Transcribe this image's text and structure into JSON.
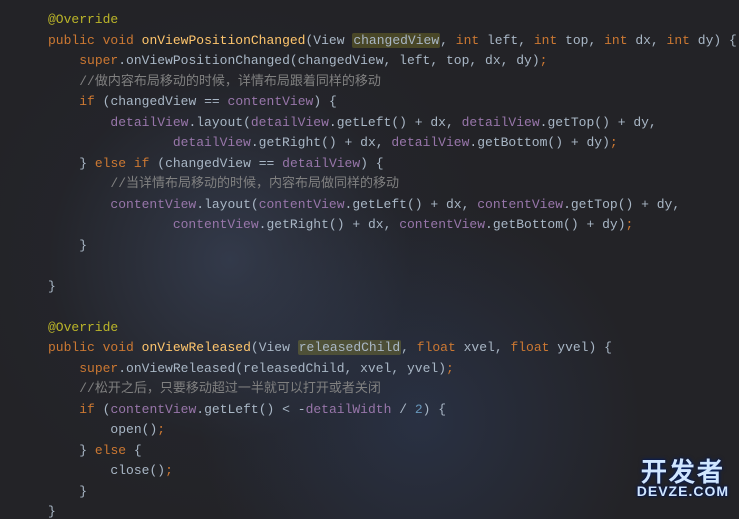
{
  "watermark": {
    "cn": "开发者",
    "en": "DEVZE.COM"
  },
  "annotation": {
    "override": "@Override"
  },
  "keywords": {
    "public": "public",
    "void": "void",
    "int": "int",
    "float": "float",
    "super": "super",
    "if": "if",
    "else": "else",
    "elseif": "else if"
  },
  "methods": {
    "onViewPositionChanged": "onViewPositionChanged",
    "onViewReleased": "onViewReleased",
    "layout": "layout",
    "getLeft": "getLeft",
    "getTop": "getTop",
    "getRight": "getRight",
    "getBottom": "getBottom",
    "open": "open",
    "close": "close"
  },
  "params": {
    "changedView": "changedView",
    "left": "left",
    "top": "top",
    "dx": "dx",
    "dy": "dy",
    "releasedChild": "releasedChild",
    "xvel": "xvel",
    "yvel": "yvel"
  },
  "fields": {
    "contentView": "contentView",
    "detailView": "detailView",
    "detailWidth": "detailWidth"
  },
  "types": {
    "View": "View"
  },
  "numbers": {
    "two": "2"
  },
  "comments": {
    "c1": "//做内容布局移动的时候，详情布局跟着同样的移动",
    "c2": "//当详情布局移动的时候，内容布局做同样的移动",
    "c3": "//松开之后，只要移动超过一半就可以打开或者关闭"
  },
  "sym": {
    "lparen": "(",
    "rparen": ")",
    "lbrace": "{",
    "rbrace": "}",
    "comma": ",",
    "semi": ";",
    "eqeq": "==",
    "plus": "+",
    "dot": ".",
    "lt": "<",
    "neg": "-",
    "div": "/"
  }
}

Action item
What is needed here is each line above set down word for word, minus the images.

Answer for the task
Transcribe this image's text and structure into JSON.
{
  "watermark": {
    "cn": "开发者",
    "en": "DEVZE.COM"
  },
  "annotation": {
    "override": "@Override"
  },
  "keywords": {
    "public": "public",
    "void": "void",
    "int": "int",
    "float": "float",
    "super": "super",
    "if": "if",
    "else": "else",
    "elseif": "else if"
  },
  "methods": {
    "onViewPositionChanged": "onViewPositionChanged",
    "onViewReleased": "onViewReleased",
    "layout": "layout",
    "getLeft": "getLeft",
    "getTop": "getTop",
    "getRight": "getRight",
    "getBottom": "getBottom",
    "open": "open",
    "close": "close"
  },
  "params": {
    "changedView": "changedView",
    "left": "left",
    "top": "top",
    "dx": "dx",
    "dy": "dy",
    "releasedChild": "releasedChild",
    "xvel": "xvel",
    "yvel": "yvel"
  },
  "fields": {
    "contentView": "contentView",
    "detailView": "detailView",
    "detailWidth": "detailWidth"
  },
  "types": {
    "View": "View"
  },
  "numbers": {
    "two": "2"
  },
  "comments": {
    "c1": "//做内容布局移动的时候，详情布局跟着同样的移动",
    "c2": "//当详情布局移动的时候，内容布局做同样的移动",
    "c3": "//松开之后，只要移动超过一半就可以打开或者关闭"
  },
  "sym": {
    "lparen": "(",
    "rparen": ")",
    "lbrace": "{",
    "rbrace": "}",
    "comma": ",",
    "semi": ";",
    "eqeq": "==",
    "plus": "+",
    "dot": ".",
    "lt": "<",
    "neg": "-",
    "div": "/"
  }
}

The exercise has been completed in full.